(DESCRIPTION OF THE TASK)
In the records below, the line that contains "Read all visible content and emit it as JSON." marks the start. Copy it and each line after it through the end, exactly, without pictures.

(SOURCE RECORDS)

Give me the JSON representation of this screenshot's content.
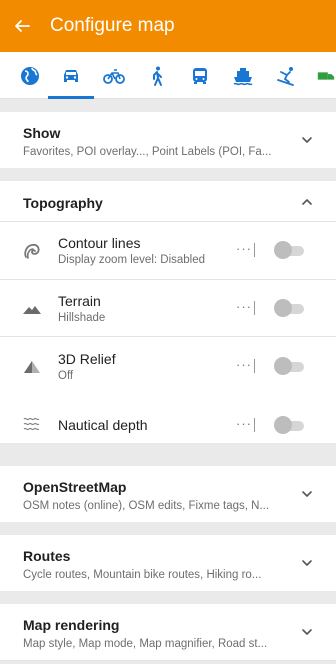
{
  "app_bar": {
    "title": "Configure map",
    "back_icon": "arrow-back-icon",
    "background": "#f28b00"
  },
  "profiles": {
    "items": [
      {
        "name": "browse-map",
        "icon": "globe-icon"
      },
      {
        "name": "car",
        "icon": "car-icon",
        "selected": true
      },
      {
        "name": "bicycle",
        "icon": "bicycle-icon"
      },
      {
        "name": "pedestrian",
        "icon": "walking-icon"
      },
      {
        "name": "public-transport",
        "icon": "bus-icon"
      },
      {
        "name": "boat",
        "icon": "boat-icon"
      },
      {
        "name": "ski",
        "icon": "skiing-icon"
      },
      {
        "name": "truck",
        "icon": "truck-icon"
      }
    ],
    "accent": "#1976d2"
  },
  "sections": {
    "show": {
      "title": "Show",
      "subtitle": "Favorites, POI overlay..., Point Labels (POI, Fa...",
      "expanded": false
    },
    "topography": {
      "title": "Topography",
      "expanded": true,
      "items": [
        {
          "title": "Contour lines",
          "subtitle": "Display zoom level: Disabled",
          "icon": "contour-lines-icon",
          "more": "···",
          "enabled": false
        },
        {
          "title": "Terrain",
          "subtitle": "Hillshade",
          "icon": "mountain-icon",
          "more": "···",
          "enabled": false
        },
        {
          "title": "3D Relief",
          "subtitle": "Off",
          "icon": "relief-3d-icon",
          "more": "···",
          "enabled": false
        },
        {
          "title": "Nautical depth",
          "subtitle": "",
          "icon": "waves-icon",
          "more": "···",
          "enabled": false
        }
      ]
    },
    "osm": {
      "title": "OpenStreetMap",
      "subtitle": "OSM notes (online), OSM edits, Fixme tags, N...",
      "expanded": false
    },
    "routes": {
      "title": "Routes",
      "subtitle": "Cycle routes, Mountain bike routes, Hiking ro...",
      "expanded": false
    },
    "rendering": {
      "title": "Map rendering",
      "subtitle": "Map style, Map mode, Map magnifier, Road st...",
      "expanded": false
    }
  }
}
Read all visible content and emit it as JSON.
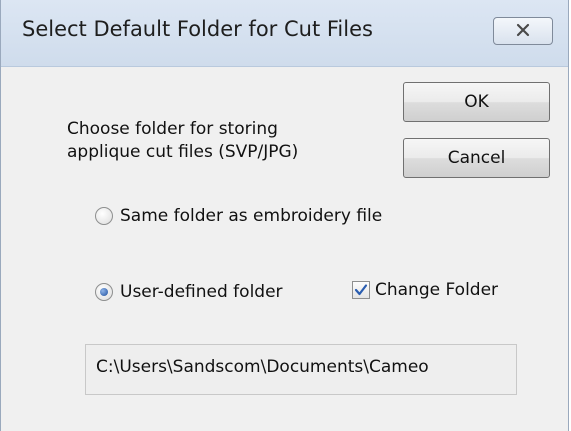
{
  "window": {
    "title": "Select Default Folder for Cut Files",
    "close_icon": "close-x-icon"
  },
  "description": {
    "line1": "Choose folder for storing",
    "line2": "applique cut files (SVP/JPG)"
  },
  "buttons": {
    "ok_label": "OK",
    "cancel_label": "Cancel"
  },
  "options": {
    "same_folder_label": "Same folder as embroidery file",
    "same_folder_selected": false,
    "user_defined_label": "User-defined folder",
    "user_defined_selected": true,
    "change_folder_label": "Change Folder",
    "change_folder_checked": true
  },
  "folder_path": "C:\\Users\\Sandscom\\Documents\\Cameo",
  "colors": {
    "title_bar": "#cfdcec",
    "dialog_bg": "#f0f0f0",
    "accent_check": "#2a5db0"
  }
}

(ANSWER FOR THE TASK)
Read all visible content and emit it as JSON.
{
  "window": {
    "title": "Select Default Folder for Cut Files",
    "close_icon": "close-x-icon"
  },
  "description": {
    "line1": "Choose folder for storing",
    "line2": "applique cut files (SVP/JPG)"
  },
  "buttons": {
    "ok_label": "OK",
    "cancel_label": "Cancel"
  },
  "options": {
    "same_folder_label": "Same folder as embroidery file",
    "same_folder_selected": false,
    "user_defined_label": "User-defined folder",
    "user_defined_selected": true,
    "change_folder_label": "Change Folder",
    "change_folder_checked": true
  },
  "folder_path": "C:\\Users\\Sandscom\\Documents\\Cameo",
  "colors": {
    "title_bar": "#cfdcec",
    "dialog_bg": "#f0f0f0",
    "accent_check": "#2a5db0"
  }
}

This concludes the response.